The changing function and structures of education, with special reference to contemporary Canadian society.
This course will examine the ethical and legal responsibilities of teachers. Among the topics addressed will be the following: punishment and child abuse; freedom of speech and academic freedom in schools; parents' rights and teachers' professional autonomy; issues of quality such as inclusive education and the problems of racism and sexism; fairness in assessment and evaluation; teachers' private lives and public obligations; indoctrination and the teaching of value. It is recommended that students take EDU 100 (EDU 300 for After Degree students), 210, and 211 prior to taking this course. Restricted to third, and fourth year Education students. May contain alternative delivery sections; refer to the Tuition and Fees page in the University Regulations section of the Calendar.

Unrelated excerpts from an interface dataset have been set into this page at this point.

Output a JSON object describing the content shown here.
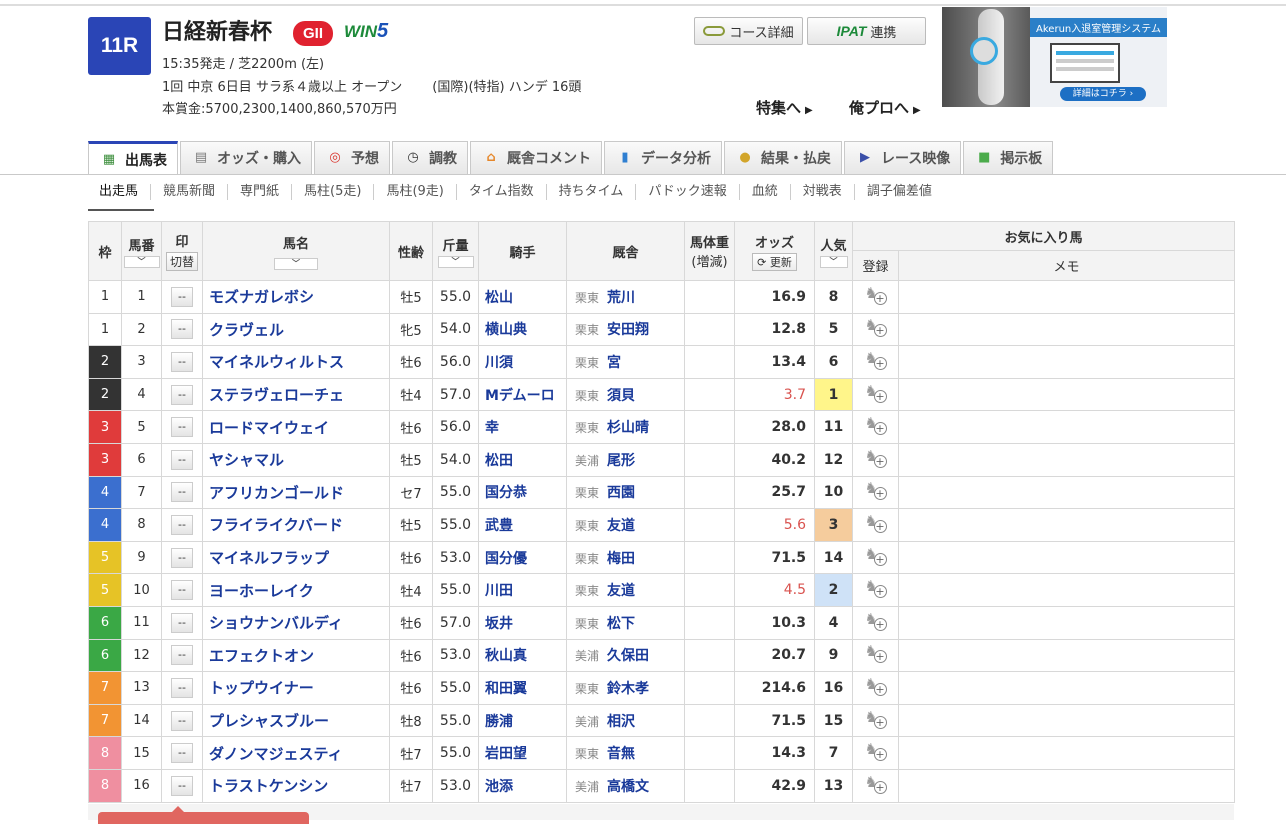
{
  "race": {
    "number": "11R",
    "name": "日経新春杯",
    "grade": "GII",
    "win5_prefix": "WIN",
    "win5_suffix": "5",
    "start_info": "15:35発走 / 芝2200m (左)",
    "meeting_info": "1回 中京 6日目 サラ系４歳以上 オープン",
    "condition_info": "(国際)(特指) ハンデ 16頭",
    "prize_info": "本賞金:5700,2300,1400,860,570万円"
  },
  "header_buttons": {
    "course_detail": "コース詳細",
    "ipat_logo": "IPAT",
    "ipat_link": "連携"
  },
  "header_links": {
    "special": "特集へ",
    "pro": "俺プロへ",
    "arrow": "▶"
  },
  "ad": {
    "title": "Akerun入退室管理システム",
    "cta": "詳細はコチラ ›"
  },
  "main_tabs": [
    {
      "label": "出馬表",
      "icon": "table-icon",
      "glyph": "▦",
      "color": "#3a8d3a"
    },
    {
      "label": "オッズ・購入",
      "icon": "odds-icon",
      "glyph": "▤",
      "color": "#7a7a7a"
    },
    {
      "label": "予想",
      "icon": "target-icon",
      "glyph": "◎",
      "color": "#d9332c"
    },
    {
      "label": "調教",
      "icon": "stopwatch-icon",
      "glyph": "◷",
      "color": "#333333"
    },
    {
      "label": "厩舎コメント",
      "icon": "stable-icon",
      "glyph": "⌂",
      "color": "#e6872a"
    },
    {
      "label": "データ分析",
      "icon": "bar-chart-icon",
      "glyph": "▮",
      "color": "#2f7fd1"
    },
    {
      "label": "結果・払戻",
      "icon": "coins-icon",
      "glyph": "●",
      "color": "#d2a52a"
    },
    {
      "label": "レース映像",
      "icon": "video-icon",
      "glyph": "▶",
      "color": "#3a4fa8"
    },
    {
      "label": "掲示板",
      "icon": "chat-icon",
      "glyph": "■",
      "color": "#4bab4b"
    }
  ],
  "sub_tabs": [
    "出走馬",
    "競馬新聞",
    "専門紙",
    "馬柱(5走)",
    "馬柱(9走)",
    "タイム指数",
    "持ちタイム",
    "パドック速報",
    "血統",
    "対戦表",
    "調子偏差値"
  ],
  "table_headers": {
    "waku": "枠",
    "umaban": "馬番",
    "mark": "印",
    "mark_switch": "切替",
    "name": "馬名",
    "sex_age": "性齢",
    "weight": "斤量",
    "jockey": "騎手",
    "stable": "厩舎",
    "body_weight": "馬体重",
    "body_weight_sub": "(増減)",
    "odds": "オッズ",
    "refresh": "更新",
    "popularity": "人気",
    "favorite": "お気に入り馬",
    "register": "登録",
    "memo": "メモ",
    "sort_arrow": "﹀"
  },
  "waku_colors": {
    "1": {
      "bg": "#ffffff",
      "fg": "#333333"
    },
    "2": {
      "bg": "#333333",
      "fg": "#ffffff"
    },
    "3": {
      "bg": "#e03b3b",
      "fg": "#ffffff"
    },
    "4": {
      "bg": "#3b6fcf",
      "fg": "#ffffff"
    },
    "5": {
      "bg": "#e6c326",
      "fg": "#ffffff"
    },
    "6": {
      "bg": "#3aa845",
      "fg": "#ffffff"
    },
    "7": {
      "bg": "#f29433",
      "fg": "#ffffff"
    },
    "8": {
      "bg": "#ef8fa0",
      "fg": "#ffffff"
    }
  },
  "mark_placeholder": "--",
  "horses": [
    {
      "waku": "1",
      "num": "1",
      "name": "モズナガレボシ",
      "sex_age": "牡5",
      "weight": "55.0",
      "jockey": "松山",
      "area": "栗東",
      "trainer": "荒川",
      "odds": "16.9",
      "pop": "8"
    },
    {
      "waku": "1",
      "num": "2",
      "name": "クラヴェル",
      "sex_age": "牝5",
      "weight": "54.0",
      "jockey": "横山典",
      "area": "栗東",
      "trainer": "安田翔",
      "odds": "12.8",
      "pop": "5"
    },
    {
      "waku": "2",
      "num": "3",
      "name": "マイネルウィルトス",
      "sex_age": "牡6",
      "weight": "56.0",
      "jockey": "川須",
      "area": "栗東",
      "trainer": "宮",
      "odds": "13.4",
      "pop": "6"
    },
    {
      "waku": "2",
      "num": "4",
      "name": "ステラヴェローチェ",
      "sex_age": "牡4",
      "weight": "57.0",
      "jockey": "Mデムーロ",
      "area": "栗東",
      "trainer": "須貝",
      "odds": "3.7",
      "pop": "1"
    },
    {
      "waku": "3",
      "num": "5",
      "name": "ロードマイウェイ",
      "sex_age": "牡6",
      "weight": "56.0",
      "jockey": "幸",
      "area": "栗東",
      "trainer": "杉山晴",
      "odds": "28.0",
      "pop": "11"
    },
    {
      "waku": "3",
      "num": "6",
      "name": "ヤシャマル",
      "sex_age": "牡5",
      "weight": "54.0",
      "jockey": "松田",
      "area": "美浦",
      "trainer": "尾形",
      "odds": "40.2",
      "pop": "12"
    },
    {
      "waku": "4",
      "num": "7",
      "name": "アフリカンゴールド",
      "sex_age": "セ7",
      "weight": "55.0",
      "jockey": "国分恭",
      "area": "栗東",
      "trainer": "西園",
      "odds": "25.7",
      "pop": "10"
    },
    {
      "waku": "4",
      "num": "8",
      "name": "フライライクバード",
      "sex_age": "牡5",
      "weight": "55.0",
      "jockey": "武豊",
      "area": "栗東",
      "trainer": "友道",
      "odds": "5.6",
      "pop": "3"
    },
    {
      "waku": "5",
      "num": "9",
      "name": "マイネルフラップ",
      "sex_age": "牡6",
      "weight": "53.0",
      "jockey": "国分優",
      "area": "栗東",
      "trainer": "梅田",
      "odds": "71.5",
      "pop": "14"
    },
    {
      "waku": "5",
      "num": "10",
      "name": "ヨーホーレイク",
      "sex_age": "牡4",
      "weight": "55.0",
      "jockey": "川田",
      "area": "栗東",
      "trainer": "友道",
      "odds": "4.5",
      "pop": "2"
    },
    {
      "waku": "6",
      "num": "11",
      "name": "ショウナンバルディ",
      "sex_age": "牡6",
      "weight": "57.0",
      "jockey": "坂井",
      "area": "栗東",
      "trainer": "松下",
      "odds": "10.3",
      "pop": "4"
    },
    {
      "waku": "6",
      "num": "12",
      "name": "エフェクトオン",
      "sex_age": "牡6",
      "weight": "53.0",
      "jockey": "秋山真",
      "area": "美浦",
      "trainer": "久保田",
      "odds": "20.7",
      "pop": "9"
    },
    {
      "waku": "7",
      "num": "13",
      "name": "トップウイナー",
      "sex_age": "牡6",
      "weight": "55.0",
      "jockey": "和田翼",
      "area": "栗東",
      "trainer": "鈴木孝",
      "odds": "214.6",
      "pop": "16"
    },
    {
      "waku": "7",
      "num": "14",
      "name": "プレシャスブルー",
      "sex_age": "牡8",
      "weight": "55.0",
      "jockey": "勝浦",
      "area": "美浦",
      "trainer": "相沢",
      "odds": "71.5",
      "pop": "15"
    },
    {
      "waku": "8",
      "num": "15",
      "name": "ダノンマジェスティ",
      "sex_age": "牡7",
      "weight": "55.0",
      "jockey": "岩田望",
      "area": "栗東",
      "trainer": "音無",
      "odds": "14.3",
      "pop": "7"
    },
    {
      "waku": "8",
      "num": "16",
      "name": "トラストケンシン",
      "sex_age": "牡7",
      "weight": "53.0",
      "jockey": "池添",
      "area": "美浦",
      "trainer": "高橋文",
      "odds": "42.9",
      "pop": "13"
    }
  ]
}
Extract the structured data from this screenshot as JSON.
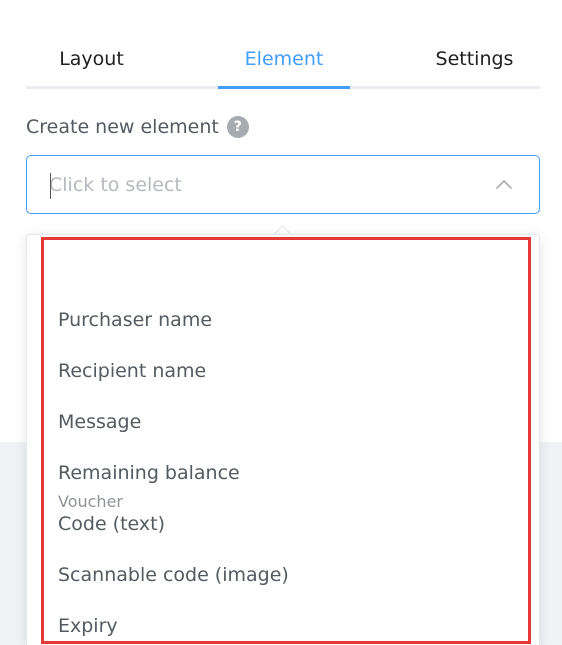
{
  "tabs": [
    {
      "label": "Layout",
      "active": false
    },
    {
      "label": "Element",
      "active": true
    },
    {
      "label": "Settings",
      "active": false
    }
  ],
  "field": {
    "label": "Create new element",
    "help_icon": "question-circle-icon",
    "help_glyph": "?"
  },
  "select": {
    "placeholder": "Click to select",
    "value": "",
    "open": true,
    "icon": "chevron-up-icon"
  },
  "dropdown": {
    "group_title": "Voucher",
    "options": [
      "Purchaser name",
      "Recipient name",
      "Message",
      "Remaining balance",
      "Code (text)",
      "Scannable code (image)",
      "Expiry"
    ]
  },
  "colors": {
    "accent": "#409eff",
    "text": "#555a61",
    "placeholder": "#b6b9bf",
    "group_title": "#909399",
    "highlight": "#e53935",
    "background_band": "#f0f2f6"
  }
}
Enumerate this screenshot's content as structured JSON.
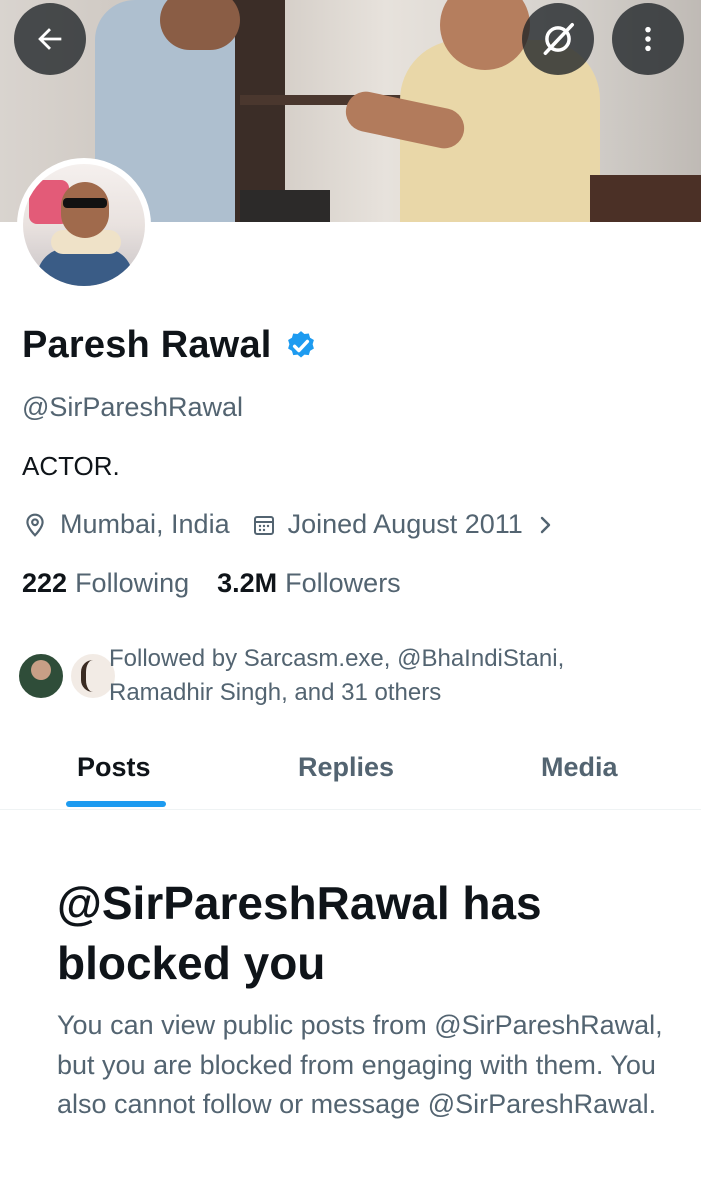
{
  "profile": {
    "name": "Paresh Rawal",
    "handle": "@SirPareshRawal",
    "bio": "ACTOR.",
    "location": "Mumbai, India",
    "joined": "Joined August 2011",
    "following_count": "222",
    "following_label": "Following",
    "followers_count": "3.2M",
    "followers_label": "Followers",
    "followed_by": "Followed by Sarcasm.exe, @BhaIndiStani, Ramadhir Singh, and 31 others"
  },
  "tabs": [
    {
      "label": "Posts",
      "active": true
    },
    {
      "label": "Replies",
      "active": false
    },
    {
      "label": "Media",
      "active": false
    }
  ],
  "blocked": {
    "title": "@SirPareshRawal has blocked you",
    "body": "You can view public posts from @SirPareshRawal, but you are blocked from engaging with them. You also cannot follow or message @SirPareshRawal."
  },
  "icons": {
    "back": "arrow-left-icon",
    "grok": "grok-icon",
    "more": "more-vertical-icon",
    "verified": "verified-badge-icon",
    "location": "location-pin-icon",
    "calendar": "calendar-icon",
    "chevron": "chevron-right-icon"
  },
  "colors": {
    "accent": "#1d9bf0",
    "text_primary": "#0f1419",
    "text_secondary": "#536471"
  }
}
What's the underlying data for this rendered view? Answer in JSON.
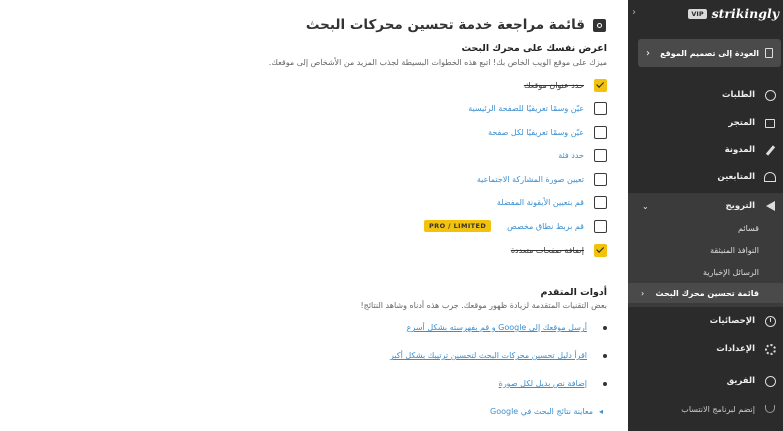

In this course, preservice teachers will continue to develop knowledge of Aboriginal peoples' histories, educational experiences, and knowledge systems, ways of knowing and being and will further develop an understanding of the implications of this knowledge to the professional roles and obligations for teachers. Students will engage in a learning process of self-and-other awareness, and will be supported by Indigenous educators, Faculty members and Elders. Prerequisite: EDU 100 or pre/corequisite EDU 300 (After Degree students). [Department of Educational Policy Studies]